The Christmas trees are moving
It is a regular part of Advent to collaborate with schools and visit either one year group or one class with three Christmas trees in their suitcases. The Christmas trees are reproductions of one of our collectibles, but we keep countless homemade Christmas trees. Education and togetherness, reflections on Christmas then and now. The Christmas trees are then left behind and the students get to decorate them according to their own ideas. Finally, the trees are put up at the Árnesing Museum's Christmas exhibition. The Christmas trees have already gone to Vallaskóli, the Laugarvatn High School and Flóaskóli.
The museum also works with its local community, and a tradition has been created that students in the 10th grade at the Kindergarten in Eyrarbakki and Stokkseyri have come to the museum and decorated a replica of the abandoned spit Christmas tree from Hrun. The decoration of Christmas trees will thus become a gathering place for children from many parts of the county during Advent.
Is a magic wand preserved at Bygðasafn Árnesinga?
We are used to everything when it comes to welcoming older students to what can be called creative school visits, whether the students draw, play, write or something else entirely. Students in creative writing in secondary schools of the county have visited us and let the fun rage. The visits have been structured in such a way that after a short introduction, the students are divided into groups and they are allowed to go around the museum on their own with a task description. The project can be easily used in teaching and for continued creativity in the next lessons.

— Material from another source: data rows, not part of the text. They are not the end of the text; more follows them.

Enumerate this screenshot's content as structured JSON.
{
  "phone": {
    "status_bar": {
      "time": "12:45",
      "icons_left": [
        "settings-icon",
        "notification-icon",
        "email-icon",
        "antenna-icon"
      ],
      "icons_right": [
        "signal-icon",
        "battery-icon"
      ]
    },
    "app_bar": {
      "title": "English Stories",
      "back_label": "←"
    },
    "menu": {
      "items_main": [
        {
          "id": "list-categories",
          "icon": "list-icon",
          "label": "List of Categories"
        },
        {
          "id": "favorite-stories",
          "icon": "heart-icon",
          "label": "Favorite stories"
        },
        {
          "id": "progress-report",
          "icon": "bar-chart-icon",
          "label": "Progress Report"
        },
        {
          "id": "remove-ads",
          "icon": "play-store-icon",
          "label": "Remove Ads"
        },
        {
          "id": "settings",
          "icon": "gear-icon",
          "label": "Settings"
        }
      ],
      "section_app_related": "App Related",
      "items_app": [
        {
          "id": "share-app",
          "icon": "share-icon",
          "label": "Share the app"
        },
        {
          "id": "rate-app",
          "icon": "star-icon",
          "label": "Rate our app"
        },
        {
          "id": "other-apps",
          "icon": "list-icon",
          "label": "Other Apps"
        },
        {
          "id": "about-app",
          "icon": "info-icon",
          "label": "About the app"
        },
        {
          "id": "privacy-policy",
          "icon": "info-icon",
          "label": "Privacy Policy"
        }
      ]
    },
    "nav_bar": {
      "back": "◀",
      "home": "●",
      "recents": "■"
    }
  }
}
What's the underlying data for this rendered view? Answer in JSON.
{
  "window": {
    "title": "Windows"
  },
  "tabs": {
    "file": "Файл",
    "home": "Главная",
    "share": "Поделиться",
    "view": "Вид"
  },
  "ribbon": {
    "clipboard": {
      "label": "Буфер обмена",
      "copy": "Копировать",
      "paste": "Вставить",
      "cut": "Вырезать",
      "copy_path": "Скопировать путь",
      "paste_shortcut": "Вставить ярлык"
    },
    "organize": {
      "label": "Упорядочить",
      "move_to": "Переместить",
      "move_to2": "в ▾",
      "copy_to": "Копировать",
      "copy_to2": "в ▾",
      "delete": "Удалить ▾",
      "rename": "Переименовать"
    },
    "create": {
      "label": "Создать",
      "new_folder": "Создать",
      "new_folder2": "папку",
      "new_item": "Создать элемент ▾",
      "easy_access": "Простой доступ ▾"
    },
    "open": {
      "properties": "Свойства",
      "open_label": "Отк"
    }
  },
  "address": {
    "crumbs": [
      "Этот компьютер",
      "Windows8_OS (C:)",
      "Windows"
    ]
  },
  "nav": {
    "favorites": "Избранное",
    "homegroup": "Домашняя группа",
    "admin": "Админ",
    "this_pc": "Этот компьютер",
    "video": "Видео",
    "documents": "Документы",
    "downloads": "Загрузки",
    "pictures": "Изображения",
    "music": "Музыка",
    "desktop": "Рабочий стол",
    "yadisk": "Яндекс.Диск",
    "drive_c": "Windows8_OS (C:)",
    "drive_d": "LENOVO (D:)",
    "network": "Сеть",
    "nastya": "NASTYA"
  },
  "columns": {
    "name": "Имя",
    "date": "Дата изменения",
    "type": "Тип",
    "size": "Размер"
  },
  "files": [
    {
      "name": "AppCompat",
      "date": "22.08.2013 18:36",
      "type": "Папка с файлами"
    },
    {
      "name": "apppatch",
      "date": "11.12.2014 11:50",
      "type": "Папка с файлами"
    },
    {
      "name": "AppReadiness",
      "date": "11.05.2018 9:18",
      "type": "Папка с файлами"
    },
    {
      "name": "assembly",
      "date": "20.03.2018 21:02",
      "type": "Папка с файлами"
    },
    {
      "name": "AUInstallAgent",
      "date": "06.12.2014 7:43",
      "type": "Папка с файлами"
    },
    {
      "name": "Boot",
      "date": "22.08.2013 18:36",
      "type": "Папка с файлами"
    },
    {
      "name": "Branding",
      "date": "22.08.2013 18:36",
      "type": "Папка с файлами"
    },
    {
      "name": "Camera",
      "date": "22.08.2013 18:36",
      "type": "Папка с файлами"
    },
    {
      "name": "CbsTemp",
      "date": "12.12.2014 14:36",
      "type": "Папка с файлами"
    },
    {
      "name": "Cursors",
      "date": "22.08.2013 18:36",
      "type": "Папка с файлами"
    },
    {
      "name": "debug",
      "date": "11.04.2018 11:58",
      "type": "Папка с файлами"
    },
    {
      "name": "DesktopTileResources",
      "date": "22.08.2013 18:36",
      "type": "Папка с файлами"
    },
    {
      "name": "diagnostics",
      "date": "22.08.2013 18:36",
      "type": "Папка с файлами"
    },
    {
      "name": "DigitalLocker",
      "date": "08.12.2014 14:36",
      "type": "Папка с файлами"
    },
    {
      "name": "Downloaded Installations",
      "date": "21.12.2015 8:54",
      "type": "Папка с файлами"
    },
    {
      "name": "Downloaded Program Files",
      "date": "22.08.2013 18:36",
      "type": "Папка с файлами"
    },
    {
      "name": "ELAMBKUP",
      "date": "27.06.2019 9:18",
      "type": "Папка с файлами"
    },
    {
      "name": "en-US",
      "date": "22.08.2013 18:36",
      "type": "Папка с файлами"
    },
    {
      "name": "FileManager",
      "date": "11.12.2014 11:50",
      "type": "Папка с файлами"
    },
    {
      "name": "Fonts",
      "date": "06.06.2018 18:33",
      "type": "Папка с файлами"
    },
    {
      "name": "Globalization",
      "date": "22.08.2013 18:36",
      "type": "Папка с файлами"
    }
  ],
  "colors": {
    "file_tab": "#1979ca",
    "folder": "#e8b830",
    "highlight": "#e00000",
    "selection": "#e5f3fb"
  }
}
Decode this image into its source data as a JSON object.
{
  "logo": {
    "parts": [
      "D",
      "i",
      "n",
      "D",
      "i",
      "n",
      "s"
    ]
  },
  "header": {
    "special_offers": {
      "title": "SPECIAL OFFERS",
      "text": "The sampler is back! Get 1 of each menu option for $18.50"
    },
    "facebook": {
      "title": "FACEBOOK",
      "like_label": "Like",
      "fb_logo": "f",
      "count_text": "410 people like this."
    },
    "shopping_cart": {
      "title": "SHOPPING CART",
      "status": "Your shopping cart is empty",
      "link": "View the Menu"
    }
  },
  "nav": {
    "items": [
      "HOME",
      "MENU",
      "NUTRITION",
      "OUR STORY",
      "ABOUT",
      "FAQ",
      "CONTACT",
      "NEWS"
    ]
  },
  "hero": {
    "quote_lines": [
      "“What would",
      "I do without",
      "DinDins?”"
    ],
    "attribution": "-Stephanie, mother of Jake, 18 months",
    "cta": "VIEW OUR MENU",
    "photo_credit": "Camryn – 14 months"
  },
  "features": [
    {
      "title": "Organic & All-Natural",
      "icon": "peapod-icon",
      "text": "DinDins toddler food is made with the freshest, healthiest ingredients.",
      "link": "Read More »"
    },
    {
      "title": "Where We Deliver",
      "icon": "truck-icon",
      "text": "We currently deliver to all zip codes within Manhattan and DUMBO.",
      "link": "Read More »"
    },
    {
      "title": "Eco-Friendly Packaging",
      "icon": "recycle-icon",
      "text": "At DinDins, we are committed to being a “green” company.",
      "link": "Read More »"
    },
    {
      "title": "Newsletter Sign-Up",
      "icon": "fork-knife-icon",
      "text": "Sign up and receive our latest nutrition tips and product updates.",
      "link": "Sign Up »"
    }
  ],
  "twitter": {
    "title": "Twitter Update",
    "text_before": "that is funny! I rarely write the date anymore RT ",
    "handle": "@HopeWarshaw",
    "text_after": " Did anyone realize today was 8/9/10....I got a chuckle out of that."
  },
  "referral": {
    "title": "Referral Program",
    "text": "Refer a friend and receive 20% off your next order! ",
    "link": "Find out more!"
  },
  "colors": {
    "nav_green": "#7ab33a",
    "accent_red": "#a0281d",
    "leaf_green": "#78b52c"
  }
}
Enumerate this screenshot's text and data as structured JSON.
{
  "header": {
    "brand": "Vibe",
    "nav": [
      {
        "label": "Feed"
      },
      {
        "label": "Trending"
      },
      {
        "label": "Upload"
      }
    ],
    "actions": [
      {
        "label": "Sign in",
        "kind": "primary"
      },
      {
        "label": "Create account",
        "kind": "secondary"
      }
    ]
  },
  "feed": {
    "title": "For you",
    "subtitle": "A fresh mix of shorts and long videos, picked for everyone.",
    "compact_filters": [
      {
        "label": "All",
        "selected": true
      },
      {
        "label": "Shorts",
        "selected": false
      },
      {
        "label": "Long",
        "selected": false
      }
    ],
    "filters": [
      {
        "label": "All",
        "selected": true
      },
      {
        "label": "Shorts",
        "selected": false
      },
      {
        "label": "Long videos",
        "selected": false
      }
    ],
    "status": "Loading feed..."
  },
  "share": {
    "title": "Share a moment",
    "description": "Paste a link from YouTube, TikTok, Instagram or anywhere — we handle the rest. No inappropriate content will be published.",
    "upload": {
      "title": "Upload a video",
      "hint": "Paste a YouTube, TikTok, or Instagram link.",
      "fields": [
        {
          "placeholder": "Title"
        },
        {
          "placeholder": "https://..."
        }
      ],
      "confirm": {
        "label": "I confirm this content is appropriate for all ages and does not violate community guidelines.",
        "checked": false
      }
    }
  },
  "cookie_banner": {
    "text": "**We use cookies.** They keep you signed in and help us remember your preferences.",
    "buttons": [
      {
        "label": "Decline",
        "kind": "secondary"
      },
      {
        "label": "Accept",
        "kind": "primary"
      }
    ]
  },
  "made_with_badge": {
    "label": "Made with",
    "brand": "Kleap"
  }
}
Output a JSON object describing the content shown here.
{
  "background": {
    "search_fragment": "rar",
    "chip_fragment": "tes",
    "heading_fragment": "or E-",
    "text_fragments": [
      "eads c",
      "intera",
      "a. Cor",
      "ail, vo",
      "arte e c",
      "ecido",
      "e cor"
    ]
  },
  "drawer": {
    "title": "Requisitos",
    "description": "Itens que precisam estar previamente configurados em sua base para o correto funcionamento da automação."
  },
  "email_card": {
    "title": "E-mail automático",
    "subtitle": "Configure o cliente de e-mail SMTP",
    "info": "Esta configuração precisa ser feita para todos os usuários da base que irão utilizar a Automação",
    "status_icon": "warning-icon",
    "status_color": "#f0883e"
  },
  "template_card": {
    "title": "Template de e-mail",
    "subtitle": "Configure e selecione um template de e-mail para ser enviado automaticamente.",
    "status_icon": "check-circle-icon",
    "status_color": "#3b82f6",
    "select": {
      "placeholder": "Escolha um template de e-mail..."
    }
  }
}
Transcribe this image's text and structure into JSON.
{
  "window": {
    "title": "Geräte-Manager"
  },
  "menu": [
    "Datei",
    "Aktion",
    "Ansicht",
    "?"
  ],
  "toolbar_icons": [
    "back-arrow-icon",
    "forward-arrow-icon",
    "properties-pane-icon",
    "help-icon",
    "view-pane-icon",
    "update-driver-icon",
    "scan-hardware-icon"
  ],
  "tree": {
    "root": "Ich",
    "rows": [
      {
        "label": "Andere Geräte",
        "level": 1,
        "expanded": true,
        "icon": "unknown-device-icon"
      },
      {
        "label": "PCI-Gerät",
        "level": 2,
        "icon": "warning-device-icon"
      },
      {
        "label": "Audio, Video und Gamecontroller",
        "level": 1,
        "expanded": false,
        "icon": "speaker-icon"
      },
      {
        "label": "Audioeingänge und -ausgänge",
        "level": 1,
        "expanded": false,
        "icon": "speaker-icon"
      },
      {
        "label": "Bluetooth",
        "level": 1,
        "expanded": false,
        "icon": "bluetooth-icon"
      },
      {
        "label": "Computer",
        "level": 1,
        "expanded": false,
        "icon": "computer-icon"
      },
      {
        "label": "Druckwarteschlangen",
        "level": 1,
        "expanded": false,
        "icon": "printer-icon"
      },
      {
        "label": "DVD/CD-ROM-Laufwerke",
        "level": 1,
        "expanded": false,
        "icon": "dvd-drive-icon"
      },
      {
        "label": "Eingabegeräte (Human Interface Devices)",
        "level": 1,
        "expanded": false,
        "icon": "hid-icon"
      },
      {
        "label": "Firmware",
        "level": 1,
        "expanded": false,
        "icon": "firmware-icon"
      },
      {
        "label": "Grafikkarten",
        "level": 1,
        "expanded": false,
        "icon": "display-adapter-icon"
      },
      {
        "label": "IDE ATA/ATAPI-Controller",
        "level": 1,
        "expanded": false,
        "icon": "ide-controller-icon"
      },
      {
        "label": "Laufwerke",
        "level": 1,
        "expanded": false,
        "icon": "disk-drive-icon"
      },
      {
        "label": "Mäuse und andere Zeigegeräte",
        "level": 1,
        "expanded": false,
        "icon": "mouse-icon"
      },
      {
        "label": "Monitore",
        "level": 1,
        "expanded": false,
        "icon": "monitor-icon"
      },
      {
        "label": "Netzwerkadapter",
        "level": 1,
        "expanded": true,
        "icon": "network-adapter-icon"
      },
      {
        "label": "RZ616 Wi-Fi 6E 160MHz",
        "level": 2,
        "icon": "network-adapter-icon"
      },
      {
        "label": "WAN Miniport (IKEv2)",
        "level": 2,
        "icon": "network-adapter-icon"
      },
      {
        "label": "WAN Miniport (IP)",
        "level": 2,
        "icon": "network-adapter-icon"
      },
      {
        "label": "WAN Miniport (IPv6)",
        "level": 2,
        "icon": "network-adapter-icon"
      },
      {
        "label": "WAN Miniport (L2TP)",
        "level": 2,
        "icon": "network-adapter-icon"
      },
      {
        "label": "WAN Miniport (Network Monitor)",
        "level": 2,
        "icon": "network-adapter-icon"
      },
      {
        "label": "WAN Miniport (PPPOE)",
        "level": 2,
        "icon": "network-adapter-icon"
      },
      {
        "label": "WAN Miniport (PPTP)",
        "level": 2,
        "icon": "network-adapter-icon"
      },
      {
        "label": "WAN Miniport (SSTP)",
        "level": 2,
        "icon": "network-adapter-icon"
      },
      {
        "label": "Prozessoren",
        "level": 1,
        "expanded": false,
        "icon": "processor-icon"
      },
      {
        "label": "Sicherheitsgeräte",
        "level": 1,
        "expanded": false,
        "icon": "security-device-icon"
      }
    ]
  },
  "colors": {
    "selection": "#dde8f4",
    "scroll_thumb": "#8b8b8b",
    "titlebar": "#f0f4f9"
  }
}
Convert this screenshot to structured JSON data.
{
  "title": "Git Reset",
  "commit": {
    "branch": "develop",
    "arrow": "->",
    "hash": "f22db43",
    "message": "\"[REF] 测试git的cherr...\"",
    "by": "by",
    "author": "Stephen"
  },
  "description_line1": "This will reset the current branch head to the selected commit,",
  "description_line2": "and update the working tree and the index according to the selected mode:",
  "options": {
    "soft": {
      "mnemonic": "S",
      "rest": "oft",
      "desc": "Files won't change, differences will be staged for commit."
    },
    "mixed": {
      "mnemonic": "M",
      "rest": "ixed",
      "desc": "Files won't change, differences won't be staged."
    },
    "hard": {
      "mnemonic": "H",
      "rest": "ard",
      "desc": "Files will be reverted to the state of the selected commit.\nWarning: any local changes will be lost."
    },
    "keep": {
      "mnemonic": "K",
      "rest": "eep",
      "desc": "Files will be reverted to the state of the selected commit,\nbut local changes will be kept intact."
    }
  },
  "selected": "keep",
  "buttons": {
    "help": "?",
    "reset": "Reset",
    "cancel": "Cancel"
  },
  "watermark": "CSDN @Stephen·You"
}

The treasures of the folk houses
The carpentry students of the Polytechnic School of Southland have visited the museum regularly in connection with a phase of their studies. Curriculum is being prepared by the museum that suits their course description. Students work on a project here in Eyrarbakki in connection with the old houses in the village, and the museum houses are part of that diverse flora. The course material is developed in great and close cooperation with teachers and students of the carpentry department, and professionals are brought to the table.
We can handle the cases
University visits have been tailored to each group individually. Groups have received lectures on the relevant topic or come to some kind of prying visit where one specific topic is discussed.
More about school visits by phone: